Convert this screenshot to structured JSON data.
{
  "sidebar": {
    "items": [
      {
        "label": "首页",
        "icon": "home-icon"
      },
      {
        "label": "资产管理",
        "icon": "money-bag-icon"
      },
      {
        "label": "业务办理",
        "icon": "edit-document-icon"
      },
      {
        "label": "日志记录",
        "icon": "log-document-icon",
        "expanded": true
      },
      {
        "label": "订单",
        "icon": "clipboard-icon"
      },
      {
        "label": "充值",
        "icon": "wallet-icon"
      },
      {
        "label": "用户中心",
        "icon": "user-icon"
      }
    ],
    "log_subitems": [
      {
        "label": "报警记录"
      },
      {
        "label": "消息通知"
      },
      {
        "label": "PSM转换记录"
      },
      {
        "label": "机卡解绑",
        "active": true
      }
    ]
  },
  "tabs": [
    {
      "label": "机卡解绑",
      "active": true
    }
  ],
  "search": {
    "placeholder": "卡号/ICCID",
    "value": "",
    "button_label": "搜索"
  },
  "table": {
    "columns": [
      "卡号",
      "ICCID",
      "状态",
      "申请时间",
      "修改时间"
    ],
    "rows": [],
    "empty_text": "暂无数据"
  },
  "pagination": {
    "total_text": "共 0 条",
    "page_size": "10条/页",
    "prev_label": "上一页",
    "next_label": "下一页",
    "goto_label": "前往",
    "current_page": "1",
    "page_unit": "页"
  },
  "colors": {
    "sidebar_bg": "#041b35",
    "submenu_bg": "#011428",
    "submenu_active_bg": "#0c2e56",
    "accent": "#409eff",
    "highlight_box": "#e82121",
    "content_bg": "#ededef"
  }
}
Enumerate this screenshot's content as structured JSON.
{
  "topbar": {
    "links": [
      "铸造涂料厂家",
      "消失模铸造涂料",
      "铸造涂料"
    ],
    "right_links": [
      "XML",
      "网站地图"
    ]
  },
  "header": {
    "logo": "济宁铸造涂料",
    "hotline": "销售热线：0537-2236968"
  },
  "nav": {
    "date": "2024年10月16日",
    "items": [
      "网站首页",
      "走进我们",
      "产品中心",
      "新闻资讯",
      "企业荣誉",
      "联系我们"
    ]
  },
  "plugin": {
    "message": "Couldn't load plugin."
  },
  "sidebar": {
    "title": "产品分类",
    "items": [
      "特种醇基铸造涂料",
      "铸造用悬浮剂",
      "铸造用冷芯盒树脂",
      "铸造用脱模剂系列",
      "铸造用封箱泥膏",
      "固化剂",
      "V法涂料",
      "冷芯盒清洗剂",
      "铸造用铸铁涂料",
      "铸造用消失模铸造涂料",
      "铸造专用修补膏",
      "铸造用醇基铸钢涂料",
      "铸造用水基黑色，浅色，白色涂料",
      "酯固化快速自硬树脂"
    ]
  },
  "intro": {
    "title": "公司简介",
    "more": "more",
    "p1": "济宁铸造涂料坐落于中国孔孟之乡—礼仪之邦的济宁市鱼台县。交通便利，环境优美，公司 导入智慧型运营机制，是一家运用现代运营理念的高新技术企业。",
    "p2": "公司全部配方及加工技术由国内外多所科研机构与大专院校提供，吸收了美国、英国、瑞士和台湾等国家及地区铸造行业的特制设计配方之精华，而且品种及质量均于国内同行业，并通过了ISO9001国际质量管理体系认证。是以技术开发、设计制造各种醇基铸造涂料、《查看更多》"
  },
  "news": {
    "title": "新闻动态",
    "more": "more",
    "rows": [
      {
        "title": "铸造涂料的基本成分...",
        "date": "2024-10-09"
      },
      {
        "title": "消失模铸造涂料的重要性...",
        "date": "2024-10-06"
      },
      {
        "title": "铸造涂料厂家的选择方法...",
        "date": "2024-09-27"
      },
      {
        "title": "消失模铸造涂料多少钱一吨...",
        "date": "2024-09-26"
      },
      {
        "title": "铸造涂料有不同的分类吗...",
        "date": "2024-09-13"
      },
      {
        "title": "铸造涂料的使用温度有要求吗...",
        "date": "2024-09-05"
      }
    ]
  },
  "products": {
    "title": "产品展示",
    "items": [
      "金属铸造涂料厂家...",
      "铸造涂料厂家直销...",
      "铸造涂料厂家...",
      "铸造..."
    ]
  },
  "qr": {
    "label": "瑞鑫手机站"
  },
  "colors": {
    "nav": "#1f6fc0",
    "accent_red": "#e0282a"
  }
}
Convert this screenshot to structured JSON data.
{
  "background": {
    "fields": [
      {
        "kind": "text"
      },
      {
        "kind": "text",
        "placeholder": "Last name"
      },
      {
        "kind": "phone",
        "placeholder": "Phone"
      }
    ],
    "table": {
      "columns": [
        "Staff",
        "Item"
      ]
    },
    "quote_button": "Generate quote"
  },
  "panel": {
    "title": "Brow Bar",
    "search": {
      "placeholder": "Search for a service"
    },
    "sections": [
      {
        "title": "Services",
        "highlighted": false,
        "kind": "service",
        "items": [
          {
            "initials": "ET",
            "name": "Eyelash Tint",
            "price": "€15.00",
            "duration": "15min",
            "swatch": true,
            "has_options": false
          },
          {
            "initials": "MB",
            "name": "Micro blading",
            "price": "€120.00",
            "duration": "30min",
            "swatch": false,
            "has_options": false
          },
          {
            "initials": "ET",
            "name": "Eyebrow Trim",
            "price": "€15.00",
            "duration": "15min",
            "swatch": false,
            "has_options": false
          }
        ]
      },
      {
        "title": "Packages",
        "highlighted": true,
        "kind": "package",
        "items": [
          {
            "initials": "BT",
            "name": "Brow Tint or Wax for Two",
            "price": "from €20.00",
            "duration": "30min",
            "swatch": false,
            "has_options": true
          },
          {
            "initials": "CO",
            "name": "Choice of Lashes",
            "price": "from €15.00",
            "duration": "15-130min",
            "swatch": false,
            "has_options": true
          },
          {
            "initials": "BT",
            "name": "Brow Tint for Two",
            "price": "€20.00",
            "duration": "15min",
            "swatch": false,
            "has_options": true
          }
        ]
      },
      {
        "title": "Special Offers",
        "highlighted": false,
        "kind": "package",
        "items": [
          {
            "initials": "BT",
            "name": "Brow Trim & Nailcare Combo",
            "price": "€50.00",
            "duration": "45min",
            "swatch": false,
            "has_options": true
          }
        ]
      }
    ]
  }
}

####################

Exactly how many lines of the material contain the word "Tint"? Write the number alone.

● Output of the exercise
3